**ABOUT THIS TASK:**
The complete data, repeated exactly, should form your response.

**ENTRIES SUPPLIED:**
|---|

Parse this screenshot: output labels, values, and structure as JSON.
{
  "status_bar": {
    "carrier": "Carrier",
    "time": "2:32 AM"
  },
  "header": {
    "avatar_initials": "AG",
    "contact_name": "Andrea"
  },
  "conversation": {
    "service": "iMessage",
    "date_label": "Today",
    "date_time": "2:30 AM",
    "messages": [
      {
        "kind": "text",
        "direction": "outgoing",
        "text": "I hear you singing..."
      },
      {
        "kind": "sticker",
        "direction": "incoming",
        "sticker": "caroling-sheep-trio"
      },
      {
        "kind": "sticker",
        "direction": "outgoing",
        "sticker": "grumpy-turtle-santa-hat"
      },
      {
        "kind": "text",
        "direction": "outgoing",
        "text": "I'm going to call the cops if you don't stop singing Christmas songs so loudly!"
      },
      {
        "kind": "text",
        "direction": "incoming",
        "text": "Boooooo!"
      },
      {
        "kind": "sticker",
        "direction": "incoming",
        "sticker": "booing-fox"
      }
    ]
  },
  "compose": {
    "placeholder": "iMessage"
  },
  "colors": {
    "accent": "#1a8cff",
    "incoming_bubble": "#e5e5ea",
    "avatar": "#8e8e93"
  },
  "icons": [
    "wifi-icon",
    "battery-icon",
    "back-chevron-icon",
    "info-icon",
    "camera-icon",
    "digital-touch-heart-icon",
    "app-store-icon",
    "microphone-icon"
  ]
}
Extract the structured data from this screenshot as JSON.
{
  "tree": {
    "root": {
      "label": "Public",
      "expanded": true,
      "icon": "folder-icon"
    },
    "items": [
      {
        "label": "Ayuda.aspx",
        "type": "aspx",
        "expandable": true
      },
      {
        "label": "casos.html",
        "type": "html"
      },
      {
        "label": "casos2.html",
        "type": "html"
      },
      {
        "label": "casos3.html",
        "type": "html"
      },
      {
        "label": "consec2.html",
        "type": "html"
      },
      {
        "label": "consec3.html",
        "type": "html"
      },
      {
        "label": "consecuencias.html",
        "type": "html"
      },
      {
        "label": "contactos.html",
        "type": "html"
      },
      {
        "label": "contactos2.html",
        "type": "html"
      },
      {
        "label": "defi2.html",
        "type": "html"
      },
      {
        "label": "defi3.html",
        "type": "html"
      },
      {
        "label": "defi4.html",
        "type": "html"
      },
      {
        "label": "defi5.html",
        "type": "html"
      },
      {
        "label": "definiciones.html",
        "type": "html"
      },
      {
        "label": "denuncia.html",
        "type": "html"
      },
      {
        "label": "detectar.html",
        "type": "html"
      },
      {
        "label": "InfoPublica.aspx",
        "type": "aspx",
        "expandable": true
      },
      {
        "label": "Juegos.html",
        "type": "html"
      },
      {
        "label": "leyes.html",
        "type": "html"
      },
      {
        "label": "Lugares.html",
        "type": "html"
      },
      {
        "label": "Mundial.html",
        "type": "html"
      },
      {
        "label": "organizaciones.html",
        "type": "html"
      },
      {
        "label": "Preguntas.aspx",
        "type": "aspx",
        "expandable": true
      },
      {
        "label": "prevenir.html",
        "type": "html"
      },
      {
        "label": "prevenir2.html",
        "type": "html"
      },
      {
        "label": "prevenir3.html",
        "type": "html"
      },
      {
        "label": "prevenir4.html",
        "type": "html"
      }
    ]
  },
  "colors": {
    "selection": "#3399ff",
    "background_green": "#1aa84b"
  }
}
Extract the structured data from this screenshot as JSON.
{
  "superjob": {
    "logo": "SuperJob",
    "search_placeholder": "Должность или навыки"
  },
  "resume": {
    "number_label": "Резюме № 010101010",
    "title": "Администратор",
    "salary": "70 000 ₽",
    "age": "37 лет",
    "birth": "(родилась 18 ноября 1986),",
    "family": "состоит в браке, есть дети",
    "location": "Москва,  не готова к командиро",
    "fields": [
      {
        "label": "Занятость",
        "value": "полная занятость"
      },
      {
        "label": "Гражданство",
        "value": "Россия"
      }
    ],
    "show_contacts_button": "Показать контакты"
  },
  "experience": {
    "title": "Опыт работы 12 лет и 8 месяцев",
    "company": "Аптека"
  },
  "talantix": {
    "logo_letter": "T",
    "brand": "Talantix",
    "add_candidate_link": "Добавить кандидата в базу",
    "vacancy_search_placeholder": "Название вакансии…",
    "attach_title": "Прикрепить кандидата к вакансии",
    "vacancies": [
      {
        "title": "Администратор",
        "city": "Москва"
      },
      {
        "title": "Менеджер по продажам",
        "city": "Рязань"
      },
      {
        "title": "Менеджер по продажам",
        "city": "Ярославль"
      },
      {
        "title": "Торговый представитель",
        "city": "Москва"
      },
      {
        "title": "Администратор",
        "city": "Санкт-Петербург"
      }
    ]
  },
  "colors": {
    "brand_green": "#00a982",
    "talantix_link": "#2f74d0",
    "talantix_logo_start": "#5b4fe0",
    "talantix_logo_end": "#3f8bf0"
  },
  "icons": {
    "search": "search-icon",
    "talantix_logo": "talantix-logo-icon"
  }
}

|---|

**RESPONSE BELOW:**
Parse this screenshot: output labels, values, and structure as JSON.
{
  "status_bar": {
    "carrier": "Carrier",
    "time": "2:32 AM"
  },
  "header": {
    "avatar_initials": "AG",
    "contact_name": "Andrea"
  },
  "conversation": {
    "service": "iMessage",
    "date_label": "Today",
    "date_time": "2:30 AM",
    "messages": [
      {
        "kind": "text",
        "direction": "outgoing",
        "text": "I hear you singing..."
      },
      {
        "kind": "sticker",
        "direction": "incoming",
        "sticker": "caroling-sheep-trio"
      },
      {
        "kind": "sticker",
        "direction": "outgoing",
        "sticker": "grumpy-turtle-santa-hat"
      },
      {
        "kind": "text",
        "direction": "outgoing",
        "text": "I'm going to call the cops if you don't stop singing Christmas songs so loudly!"
      },
      {
        "kind": "text",
        "direction": "incoming",
        "text": "Boooooo!"
      },
      {
        "kind": "sticker",
        "direction": "incoming",
        "sticker": "booing-fox"
      }
    ]
  },
  "compose": {
    "placeholder": "iMessage"
  },
  "colors": {
    "accent": "#1a8cff",
    "incoming_bubble": "#e5e5ea",
    "avatar": "#8e8e93"
  },
  "icons": [
    "wifi-icon",
    "battery-icon",
    "back-chevron-icon",
    "info-icon",
    "camera-icon",
    "digital-touch-heart-icon",
    "app-store-icon",
    "microphone-icon"
  ]
}
Extract the structured data from this screenshot as JSON.
{
  "tree": {
    "root": {
      "label": "Public",
      "expanded": true,
      "icon": "folder-icon"
    },
    "items": [
      {
        "label": "Ayuda.aspx",
        "type": "aspx",
        "expandable": true
      },
      {
        "label": "casos.html",
        "type": "html"
      },
      {
        "label": "casos2.html",
        "type": "html"
      },
      {
        "label": "casos3.html",
        "type": "html"
      },
      {
        "label": "consec2.html",
        "type": "html"
      },
      {
        "label": "consec3.html",
        "type": "html"
      },
      {
        "label": "consecuencias.html",
        "type": "html"
      },
      {
        "label": "contactos.html",
        "type": "html"
      },
      {
        "label": "contactos2.html",
        "type": "html"
      },
      {
        "label": "defi2.html",
        "type": "html"
      },
      {
        "label": "defi3.html",
        "type": "html"
      },
      {
        "label": "defi4.html",
        "type": "html"
      },
      {
        "label": "defi5.html",
        "type": "html"
      },
      {
        "label": "definiciones.html",
        "type": "html"
      },
      {
        "label": "denuncia.html",
        "type": "html"
      },
      {
        "label": "detectar.html",
        "type": "html"
      },
      {
        "label": "InfoPublica.aspx",
        "type": "aspx",
        "expandable": true
      },
      {
        "label": "Juegos.html",
        "type": "html"
      },
      {
        "label": "leyes.html",
        "type": "html"
      },
      {
        "label": "Lugares.html",
        "type": "html"
      },
      {
        "label": "Mundial.html",
        "type": "html"
      },
      {
        "label": "organizaciones.html",
        "type": "html"
      },
      {
        "label": "Preguntas.aspx",
        "type": "aspx",
        "expandable": true
      },
      {
        "label": "prevenir.html",
        "type": "html"
      },
      {
        "label": "prevenir2.html",
        "type": "html"
      },
      {
        "label": "prevenir3.html",
        "type": "html"
      },
      {
        "label": "prevenir4.html",
        "type": "html"
      }
    ]
  },
  "colors": {
    "selection": "#3399ff",
    "background_green": "#1aa84b"
  }
}
Extract the structured data from this screenshot as JSON.
{
  "superjob": {
    "logo": "SuperJob",
    "search_placeholder": "Должность или навыки"
  },
  "resume": {
    "number_label": "Резюме № 010101010",
    "title": "Администратор",
    "salary": "70 000 ₽",
    "age": "37 лет",
    "birth": "(родилась 18 ноября 1986),",
    "family": "состоит в браке, есть дети",
    "location": "Москва,  не готова к командиро",
    "fields": [
      {
        "label": "Занятость",
        "value": "полная занятость"
      },
      {
        "label": "Гражданство",
        "value": "Россия"
      }
    ],
    "show_contacts_button": "Показать контакты"
  },
  "experience": {
    "title": "Опыт работы 12 лет и 8 месяцев",
    "company": "Аптека"
  },
  "talantix": {
    "logo_letter": "T",
    "brand": "Talantix",
    "add_candidate_link": "Добавить кандидата в базу",
    "vacancy_search_placeholder": "Название вакансии…",
    "attach_title": "Прикрепить кандидата к вакансии",
    "vacancies": [
      {
        "title": "Администратор",
        "city": "Москва"
      },
      {
        "title": "Менеджер по продажам",
        "city": "Рязань"
      },
      {
        "title": "Менеджер по продажам",
        "city": "Ярославль"
      },
      {
        "title": "Торговый представитель",
        "city": "Москва"
      },
      {
        "title": "Администратор",
        "city": "Санкт-Петербург"
      }
    ]
  },
  "colors": {
    "brand_green": "#00a982",
    "talantix_link": "#2f74d0",
    "talantix_logo_start": "#5b4fe0",
    "talantix_logo_end": "#3f8bf0"
  },
  "icons": {
    "search": "search-icon",
    "talantix_logo": "talantix-logo-icon"
  }
}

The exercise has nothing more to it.